Beyond lies the realm of the promethean planets, the gas giants Jupiter and Saturn, and their ‘smaller’ siblings. Theirs is a realm of enormous wonder but also great peril. Those brave children of ours who venture out there to explore will see things unconceived by the imaginations of those trapped deep in the gravity well of Earth. Even this wonder won’t slow down humans, because beyond the gas giants lies a cold dark realm of large, but not really large enough to be planets, planetoids. This is the next round of resources to harvest after the Asteroid Belt,and as we work our way through the Kuiper Belt to the Oort Cloud, we will also be providing an ability to respond to the threat of incoming comets at the source, before they become dangerous.
Colony Worlds invites us to consider the possibility of living on Saturn’s moon Titan in the future by posing the question “With a world requiring little, if any technology for human habitation [Earth], why would any one consider moving towards a moon shrouded in clouds that is over a billion kilometers from the Sun?”in “Would You Want To Live On Saturn’s Titan?”
Passing even further afield, beyond the domain of our star the Sun, we get into interstellar, galactic space. The Milky Way is an average galaxy of about 100 billion stars that is still incorporating some past collisions. The Sun takes roughly about somewhere around in the neighborhood of 250 million years to make one revolution about the galactic core. There is a current theory that in addition to doing the regular ellipse around the core that we all know about from orbital mechanics, apparently the Sun also bobs up and down through the galactic plane every 30-35 million years or so, thereabouts, sort of like a sine wave on edge to the galactic plane. This makes it very important for us to know what our near-Sun neighborhood looks like, so we don’t miss that dust cloud the Sun might be headed towards in a couple thousand years.
Google is starting to help with that with the release of a sky feature for Google Earth 4.2. The blogsite Falando pelos Cotovelos (‘speaking too much’ in Portuguese) offers us a video tour with a virtual telescope.
Beyond our meagre galaxy lies the vast infinity of the rest of space. We think we’re figuring things out, but really we’ve only just begun to try to understand the cosmology of things. How does the quantum foam behave at the scale of infinity? Just how much exactly of the missing mass in the universe might be locked up in black holes? How much dust is out there that our instruments can’t resolve? Is the universe really only about 14.5 billion years old or are we just kidding ourselves and it’s way more than that? Big questions, requiring big brain thinkers. Here’s a few for this week.
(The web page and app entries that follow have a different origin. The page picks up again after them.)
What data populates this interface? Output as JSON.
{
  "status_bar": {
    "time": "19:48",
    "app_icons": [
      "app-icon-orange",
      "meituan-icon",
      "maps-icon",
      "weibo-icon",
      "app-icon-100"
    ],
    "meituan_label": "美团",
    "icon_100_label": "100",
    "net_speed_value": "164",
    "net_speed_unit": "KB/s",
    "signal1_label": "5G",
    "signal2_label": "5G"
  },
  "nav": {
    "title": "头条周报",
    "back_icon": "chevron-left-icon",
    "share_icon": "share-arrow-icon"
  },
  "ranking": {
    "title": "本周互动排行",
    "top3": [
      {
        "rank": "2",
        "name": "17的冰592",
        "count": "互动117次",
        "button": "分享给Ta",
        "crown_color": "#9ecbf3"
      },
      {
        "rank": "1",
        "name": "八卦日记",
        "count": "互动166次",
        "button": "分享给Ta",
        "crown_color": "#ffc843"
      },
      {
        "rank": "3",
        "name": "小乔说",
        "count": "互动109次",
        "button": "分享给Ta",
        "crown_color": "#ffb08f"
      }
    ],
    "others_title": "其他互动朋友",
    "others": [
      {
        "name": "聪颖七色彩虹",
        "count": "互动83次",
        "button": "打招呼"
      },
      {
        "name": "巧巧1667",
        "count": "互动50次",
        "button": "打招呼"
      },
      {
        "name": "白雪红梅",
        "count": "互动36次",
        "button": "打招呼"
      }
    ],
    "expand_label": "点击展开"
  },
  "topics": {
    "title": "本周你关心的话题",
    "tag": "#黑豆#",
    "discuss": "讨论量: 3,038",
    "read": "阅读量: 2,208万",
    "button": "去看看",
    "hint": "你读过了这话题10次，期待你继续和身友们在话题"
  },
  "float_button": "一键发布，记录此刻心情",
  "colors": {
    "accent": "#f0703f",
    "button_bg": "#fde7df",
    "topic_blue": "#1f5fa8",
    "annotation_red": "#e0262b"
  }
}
A Babe…in the Universe brings us news of recent analysis of WMAP results (that would be Wilkinson Microwave Anisotropy Probe, a precise thermometer to take the temperature of the universe. Anisotropy means basically ‘not-same’ or ‘not-aligned’, more technically ‘of unequal physical properties along different axes’) that has shown an anomolously large cold space that appears to be empty, at least to our primitive instruments. The purpose of WMAP was to provide an all-sky survey of teensy-tiny differences in the overall background heat left over from the Big Bang. It would look for miniscule differences in temperature, such as 2.7251 Kelvin versus 2.7249 K. Universal Babe Louise Riofrio brings us the hottest news on this cold part of space that is calling into question our understanding of cosmology.
And that, ladies and gentlemen, brings us to the end of this week’s Carnival of Space. I hope you’ve enjoyed your visit, and invite you to stick around to peruse the archives and browse the different sections of the Lunar Library. Be sure to also stop by the archives of the Carnival of Space for much, much more space fun.